* [Provided entries]

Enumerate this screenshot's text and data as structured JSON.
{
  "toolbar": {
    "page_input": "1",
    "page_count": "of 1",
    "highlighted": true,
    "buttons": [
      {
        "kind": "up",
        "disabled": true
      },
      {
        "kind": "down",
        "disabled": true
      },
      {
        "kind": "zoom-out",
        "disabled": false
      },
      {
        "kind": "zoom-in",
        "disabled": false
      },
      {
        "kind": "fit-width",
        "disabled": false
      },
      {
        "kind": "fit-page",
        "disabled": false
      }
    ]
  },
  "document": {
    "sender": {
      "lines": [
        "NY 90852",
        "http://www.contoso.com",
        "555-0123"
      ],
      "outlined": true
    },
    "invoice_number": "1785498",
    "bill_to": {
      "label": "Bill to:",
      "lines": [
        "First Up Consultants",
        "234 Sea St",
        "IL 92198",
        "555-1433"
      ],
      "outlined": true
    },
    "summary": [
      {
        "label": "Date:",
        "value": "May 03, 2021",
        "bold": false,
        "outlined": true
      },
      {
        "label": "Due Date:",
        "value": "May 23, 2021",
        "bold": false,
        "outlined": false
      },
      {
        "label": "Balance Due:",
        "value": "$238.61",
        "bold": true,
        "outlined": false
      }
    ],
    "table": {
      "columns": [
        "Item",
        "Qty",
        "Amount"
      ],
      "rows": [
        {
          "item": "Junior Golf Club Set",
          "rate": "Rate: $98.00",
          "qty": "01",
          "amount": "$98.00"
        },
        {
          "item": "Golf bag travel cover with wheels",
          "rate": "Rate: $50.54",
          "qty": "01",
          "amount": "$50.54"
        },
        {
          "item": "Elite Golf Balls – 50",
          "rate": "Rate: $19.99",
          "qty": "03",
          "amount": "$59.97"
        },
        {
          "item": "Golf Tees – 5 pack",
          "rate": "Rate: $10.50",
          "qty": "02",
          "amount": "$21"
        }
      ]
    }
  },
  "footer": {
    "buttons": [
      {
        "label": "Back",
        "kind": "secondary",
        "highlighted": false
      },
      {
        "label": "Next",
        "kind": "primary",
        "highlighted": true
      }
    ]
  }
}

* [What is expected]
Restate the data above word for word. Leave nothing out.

* [Expected answer]
Enumerate this screenshot's text and data as structured JSON.
{
  "toolbar": {
    "page_input": "1",
    "page_count": "of 1",
    "highlighted": true,
    "buttons": [
      {
        "kind": "up",
        "disabled": true
      },
      {
        "kind": "down",
        "disabled": true
      },
      {
        "kind": "zoom-out",
        "disabled": false
      },
      {
        "kind": "zoom-in",
        "disabled": false
      },
      {
        "kind": "fit-width",
        "disabled": false
      },
      {
        "kind": "fit-page",
        "disabled": false
      }
    ]
  },
  "document": {
    "sender": {
      "lines": [
        "NY 90852",
        "http://www.contoso.com",
        "555-0123"
      ],
      "outlined": true
    },
    "invoice_number": "1785498",
    "bill_to": {
      "label": "Bill to:",
      "lines": [
        "First Up Consultants",
        "234 Sea St",
        "IL 92198",
        "555-1433"
      ],
      "outlined": true
    },
    "summary": [
      {
        "label": "Date:",
        "value": "May 03, 2021",
        "bold": false,
        "outlined": true
      },
      {
        "label": "Due Date:",
        "value": "May 23, 2021",
        "bold": false,
        "outlined": false
      },
      {
        "label": "Balance Due:",
        "value": "$238.61",
        "bold": true,
        "outlined": false
      }
    ],
    "table": {
      "columns": [
        "Item",
        "Qty",
        "Amount"
      ],
      "rows": [
        {
          "item": "Junior Golf Club Set",
          "rate": "Rate: $98.00",
          "qty": "01",
          "amount": "$98.00"
        },
        {
          "item": "Golf bag travel cover with wheels",
          "rate": "Rate: $50.54",
          "qty": "01",
          "amount": "$50.54"
        },
        {
          "item": "Elite Golf Balls – 50",
          "rate": "Rate: $19.99",
          "qty": "03",
          "amount": "$59.97"
        },
        {
          "item": "Golf Tees – 5 pack",
          "rate": "Rate: $10.50",
          "qty": "02",
          "amount": "$21"
        }
      ]
    }
  },
  "footer": {
    "buttons": [
      {
        "label": "Back",
        "kind": "secondary",
        "highlighted": false
      },
      {
        "label": "Next",
        "kind": "primary",
        "highlighted": true
      }
    ]
  }
}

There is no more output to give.